■ **Problem statement**
All entries below must be given again exactly as they stand.

-------- Information provided --------

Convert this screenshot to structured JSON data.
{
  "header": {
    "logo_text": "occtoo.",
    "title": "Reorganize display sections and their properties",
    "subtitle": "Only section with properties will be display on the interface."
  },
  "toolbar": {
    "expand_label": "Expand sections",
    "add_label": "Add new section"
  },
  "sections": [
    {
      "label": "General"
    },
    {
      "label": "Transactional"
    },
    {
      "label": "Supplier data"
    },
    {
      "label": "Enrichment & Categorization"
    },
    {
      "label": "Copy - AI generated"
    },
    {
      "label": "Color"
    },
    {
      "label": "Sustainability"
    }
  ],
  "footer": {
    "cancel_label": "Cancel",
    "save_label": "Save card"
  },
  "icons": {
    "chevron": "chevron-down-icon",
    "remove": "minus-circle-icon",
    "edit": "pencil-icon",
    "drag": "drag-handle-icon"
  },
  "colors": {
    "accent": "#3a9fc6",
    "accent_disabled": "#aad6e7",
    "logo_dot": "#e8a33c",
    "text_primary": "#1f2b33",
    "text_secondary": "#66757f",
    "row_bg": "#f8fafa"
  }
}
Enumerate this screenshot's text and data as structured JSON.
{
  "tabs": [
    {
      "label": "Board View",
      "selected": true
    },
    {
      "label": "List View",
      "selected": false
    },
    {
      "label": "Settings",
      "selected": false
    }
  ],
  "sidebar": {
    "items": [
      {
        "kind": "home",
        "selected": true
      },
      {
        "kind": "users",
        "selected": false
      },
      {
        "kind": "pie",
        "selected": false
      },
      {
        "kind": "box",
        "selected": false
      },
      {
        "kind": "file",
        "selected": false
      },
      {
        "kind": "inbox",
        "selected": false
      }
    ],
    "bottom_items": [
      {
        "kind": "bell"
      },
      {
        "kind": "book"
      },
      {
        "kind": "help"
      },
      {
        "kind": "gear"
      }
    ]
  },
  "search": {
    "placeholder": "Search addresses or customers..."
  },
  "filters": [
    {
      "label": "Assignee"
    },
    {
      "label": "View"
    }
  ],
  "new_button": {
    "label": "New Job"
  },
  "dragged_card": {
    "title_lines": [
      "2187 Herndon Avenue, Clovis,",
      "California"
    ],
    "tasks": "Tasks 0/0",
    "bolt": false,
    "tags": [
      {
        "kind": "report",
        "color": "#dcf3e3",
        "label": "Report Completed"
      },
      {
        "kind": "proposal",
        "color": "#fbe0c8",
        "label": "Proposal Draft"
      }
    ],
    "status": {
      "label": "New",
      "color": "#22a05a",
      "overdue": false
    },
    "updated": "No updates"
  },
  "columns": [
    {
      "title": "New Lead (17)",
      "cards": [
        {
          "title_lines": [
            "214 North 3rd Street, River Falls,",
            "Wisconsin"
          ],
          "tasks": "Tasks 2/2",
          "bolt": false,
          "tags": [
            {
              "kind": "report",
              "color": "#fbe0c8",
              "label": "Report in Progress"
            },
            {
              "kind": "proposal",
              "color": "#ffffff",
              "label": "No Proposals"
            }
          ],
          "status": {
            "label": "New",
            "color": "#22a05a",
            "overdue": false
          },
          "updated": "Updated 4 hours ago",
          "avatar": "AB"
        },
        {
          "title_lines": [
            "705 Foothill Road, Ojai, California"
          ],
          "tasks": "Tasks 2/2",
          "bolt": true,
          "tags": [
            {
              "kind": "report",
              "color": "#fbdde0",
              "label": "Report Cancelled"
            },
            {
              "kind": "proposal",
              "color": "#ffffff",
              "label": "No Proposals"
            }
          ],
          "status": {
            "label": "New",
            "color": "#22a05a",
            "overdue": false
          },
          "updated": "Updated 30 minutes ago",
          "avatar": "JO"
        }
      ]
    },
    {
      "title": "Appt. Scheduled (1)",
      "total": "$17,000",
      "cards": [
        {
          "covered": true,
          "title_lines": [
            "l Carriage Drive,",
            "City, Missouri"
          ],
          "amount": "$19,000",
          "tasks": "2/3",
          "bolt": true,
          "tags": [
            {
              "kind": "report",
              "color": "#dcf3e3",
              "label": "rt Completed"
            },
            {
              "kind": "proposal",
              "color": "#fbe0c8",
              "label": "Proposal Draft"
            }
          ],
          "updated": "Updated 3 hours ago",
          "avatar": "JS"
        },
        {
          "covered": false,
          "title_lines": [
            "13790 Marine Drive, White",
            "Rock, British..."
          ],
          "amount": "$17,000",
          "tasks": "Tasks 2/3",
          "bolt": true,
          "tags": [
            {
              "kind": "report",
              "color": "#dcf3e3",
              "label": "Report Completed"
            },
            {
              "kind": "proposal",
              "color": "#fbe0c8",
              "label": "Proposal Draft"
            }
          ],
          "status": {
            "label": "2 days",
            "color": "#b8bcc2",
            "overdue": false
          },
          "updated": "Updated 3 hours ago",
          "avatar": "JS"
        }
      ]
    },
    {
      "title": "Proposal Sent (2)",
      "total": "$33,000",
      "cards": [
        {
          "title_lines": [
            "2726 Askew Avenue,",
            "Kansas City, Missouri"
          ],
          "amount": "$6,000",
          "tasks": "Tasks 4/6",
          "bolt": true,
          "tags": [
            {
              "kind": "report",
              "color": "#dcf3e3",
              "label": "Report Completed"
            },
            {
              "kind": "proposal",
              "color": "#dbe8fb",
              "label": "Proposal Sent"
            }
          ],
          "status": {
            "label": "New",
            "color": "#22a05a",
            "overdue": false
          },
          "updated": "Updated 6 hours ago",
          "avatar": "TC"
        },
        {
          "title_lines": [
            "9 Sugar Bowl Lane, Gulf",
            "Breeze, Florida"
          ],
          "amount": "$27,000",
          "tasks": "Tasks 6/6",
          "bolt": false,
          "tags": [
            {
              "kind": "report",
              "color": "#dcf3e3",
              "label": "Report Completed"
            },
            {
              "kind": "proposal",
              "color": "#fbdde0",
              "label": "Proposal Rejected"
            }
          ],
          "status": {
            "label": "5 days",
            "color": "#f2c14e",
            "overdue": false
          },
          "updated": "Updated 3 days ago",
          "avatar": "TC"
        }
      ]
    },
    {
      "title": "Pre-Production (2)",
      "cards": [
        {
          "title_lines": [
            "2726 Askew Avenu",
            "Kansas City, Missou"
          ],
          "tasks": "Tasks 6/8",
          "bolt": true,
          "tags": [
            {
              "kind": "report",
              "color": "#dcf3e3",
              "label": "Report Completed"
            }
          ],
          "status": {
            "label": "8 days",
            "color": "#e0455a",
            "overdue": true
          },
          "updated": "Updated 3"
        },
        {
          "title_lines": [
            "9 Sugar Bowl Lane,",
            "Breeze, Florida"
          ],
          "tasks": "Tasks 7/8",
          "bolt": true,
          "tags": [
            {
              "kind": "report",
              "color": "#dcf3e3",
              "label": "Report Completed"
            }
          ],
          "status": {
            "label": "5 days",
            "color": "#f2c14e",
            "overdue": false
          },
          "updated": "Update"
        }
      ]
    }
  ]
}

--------

■ **Final answer**
Convert this screenshot to structured JSON data.
{
  "header": {
    "logo_text": "occtoo.",
    "title": "Reorganize display sections and their properties",
    "subtitle": "Only section with properties will be display on the interface."
  },
  "toolbar": {
    "expand_label": "Expand sections",
    "add_label": "Add new section"
  },
  "sections": [
    {
      "label": "General"
    },
    {
      "label": "Transactional"
    },
    {
      "label": "Supplier data"
    },
    {
      "label": "Enrichment & Categorization"
    },
    {
      "label": "Copy - AI generated"
    },
    {
      "label": "Color"
    },
    {
      "label": "Sustainability"
    }
  ],
  "footer": {
    "cancel_label": "Cancel",
    "save_label": "Save card"
  },
  "icons": {
    "chevron": "chevron-down-icon",
    "remove": "minus-circle-icon",
    "edit": "pencil-icon",
    "drag": "drag-handle-icon"
  },
  "colors": {
    "accent": "#3a9fc6",
    "accent_disabled": "#aad6e7",
    "logo_dot": "#e8a33c",
    "text_primary": "#1f2b33",
    "text_secondary": "#66757f",
    "row_bg": "#f8fafa"
  }
}
Enumerate this screenshot's text and data as structured JSON.
{
  "tabs": [
    {
      "label": "Board View",
      "selected": true
    },
    {
      "label": "List View",
      "selected": false
    },
    {
      "label": "Settings",
      "selected": false
    }
  ],
  "sidebar": {
    "items": [
      {
        "kind": "home",
        "selected": true
      },
      {
        "kind": "users",
        "selected": false
      },
      {
        "kind": "pie",
        "selected": false
      },
      {
        "kind": "box",
        "selected": false
      },
      {
        "kind": "file",
        "selected": false
      },
      {
        "kind": "inbox",
        "selected": false
      }
    ],
    "bottom_items": [
      {
        "kind": "bell"
      },
      {
        "kind": "book"
      },
      {
        "kind": "help"
      },
      {
        "kind": "gear"
      }
    ]
  },
  "search": {
    "placeholder": "Search addresses or customers..."
  },
  "filters": [
    {
      "label": "Assignee"
    },
    {
      "label": "View"
    }
  ],
  "new_button": {
    "label": "New Job"
  },
  "dragged_card": {
    "title_lines": [
      "2187 Herndon Avenue, Clovis,",
      "California"
    ],
    "tasks": "Tasks 0/0",
    "bolt": false,
    "tags": [
      {
        "kind": "report",
        "color": "#dcf3e3",
        "label": "Report Completed"
      },
      {
        "kind": "proposal",
        "color": "#fbe0c8",
        "label": "Proposal Draft"
      }
    ],
    "status": {
      "label": "New",
      "color": "#22a05a",
      "overdue": false
    },
    "updated": "No updates"
  },
  "columns": [
    {
      "title": "New Lead (17)",
      "cards": [
        {
          "title_lines": [
            "214 North 3rd Street, River Falls,",
            "Wisconsin"
          ],
          "tasks": "Tasks 2/2",
          "bolt": false,
          "tags": [
            {
              "kind": "report",
              "color": "#fbe0c8",
              "label": "Report in Progress"
            },
            {
              "kind": "proposal",
              "color": "#ffffff",
              "label": "No Proposals"
            }
          ],
          "status": {
            "label": "New",
            "color": "#22a05a",
            "overdue": false
          },
          "updated": "Updated 4 hours ago",
          "avatar": "AB"
        },
        {
          "title_lines": [
            "705 Foothill Road, Ojai, California"
          ],
          "tasks": "Tasks 2/2",
          "bolt": true,
          "tags": [
            {
              "kind": "report",
              "color": "#fbdde0",
              "label": "Report Cancelled"
            },
            {
              "kind": "proposal",
              "color": "#ffffff",
              "label": "No Proposals"
            }
          ],
          "status": {
            "label": "New",
            "color": "#22a05a",
            "overdue": false
          },
          "updated": "Updated 30 minutes ago",
          "avatar": "JO"
        }
      ]
    },
    {
      "title": "Appt. Scheduled (1)",
      "total": "$17,000",
      "cards": [
        {
          "covered": true,
          "title_lines": [
            "l Carriage Drive,",
            "City, Missouri"
          ],
          "amount": "$19,000",
          "tasks": "2/3",
          "bolt": true,
          "tags": [
            {
              "kind": "report",
              "color": "#dcf3e3",
              "label": "rt Completed"
            },
            {
              "kind": "proposal",
              "color": "#fbe0c8",
              "label": "Proposal Draft"
            }
          ],
          "updated": "Updated 3 hours ago",
          "avatar": "JS"
        },
        {
          "covered": false,
          "title_lines": [
            "13790 Marine Drive, White",
            "Rock, British..."
          ],
          "amount": "$17,000",
          "tasks": "Tasks 2/3",
          "bolt": true,
          "tags": [
            {
              "kind": "report",
              "color": "#dcf3e3",
              "label": "Report Completed"
            },
            {
              "kind": "proposal",
              "color": "#fbe0c8",
              "label": "Proposal Draft"
            }
          ],
          "status": {
            "label": "2 days",
            "color": "#b8bcc2",
            "overdue": false
          },
          "updated": "Updated 3 hours ago",
          "avatar": "JS"
        }
      ]
    },
    {
      "title": "Proposal Sent (2)",
      "total": "$33,000",
      "cards": [
        {
          "title_lines": [
            "2726 Askew Avenue,",
            "Kansas City, Missouri"
          ],
          "amount": "$6,000",
          "tasks": "Tasks 4/6",
          "bolt": true,
          "tags": [
            {
              "kind": "report",
              "color": "#dcf3e3",
              "label": "Report Completed"
            },
            {
              "kind": "proposal",
              "color": "#dbe8fb",
              "label": "Proposal Sent"
            }
          ],
          "status": {
            "label": "New",
            "color": "#22a05a",
            "overdue": false
          },
          "updated": "Updated 6 hours ago",
          "avatar": "TC"
        },
        {
          "title_lines": [
            "9 Sugar Bowl Lane, Gulf",
            "Breeze, Florida"
          ],
          "amount": "$27,000",
          "tasks": "Tasks 6/6",
          "bolt": false,
          "tags": [
            {
              "kind": "report",
              "color": "#dcf3e3",
              "label": "Report Completed"
            },
            {
              "kind": "proposal",
              "color": "#fbdde0",
              "label": "Proposal Rejected"
            }
          ],
          "status": {
            "label": "5 days",
            "color": "#f2c14e",
            "overdue": false
          },
          "updated": "Updated 3 days ago",
          "avatar": "TC"
        }
      ]
    },
    {
      "title": "Pre-Production (2)",
      "cards": [
        {
          "title_lines": [
            "2726 Askew Avenu",
            "Kansas City, Missou"
          ],
          "tasks": "Tasks 6/8",
          "bolt": true,
          "tags": [
            {
              "kind": "report",
              "color": "#dcf3e3",
              "label": "Report Completed"
            }
          ],
          "status": {
            "label": "8 days",
            "color": "#e0455a",
            "overdue": true
          },
          "updated": "Updated 3"
        },
        {
          "title_lines": [
            "9 Sugar Bowl Lane,",
            "Breeze, Florida"
          ],
          "tasks": "Tasks 7/8",
          "bolt": true,
          "tags": [
            {
              "kind": "report",
              "color": "#dcf3e3",
              "label": "Report Completed"
            }
          ],
          "status": {
            "label": "5 days",
            "color": "#f2c14e",
            "overdue": false
          },
          "updated": "Update"
        }
      ]
    }
  ]
}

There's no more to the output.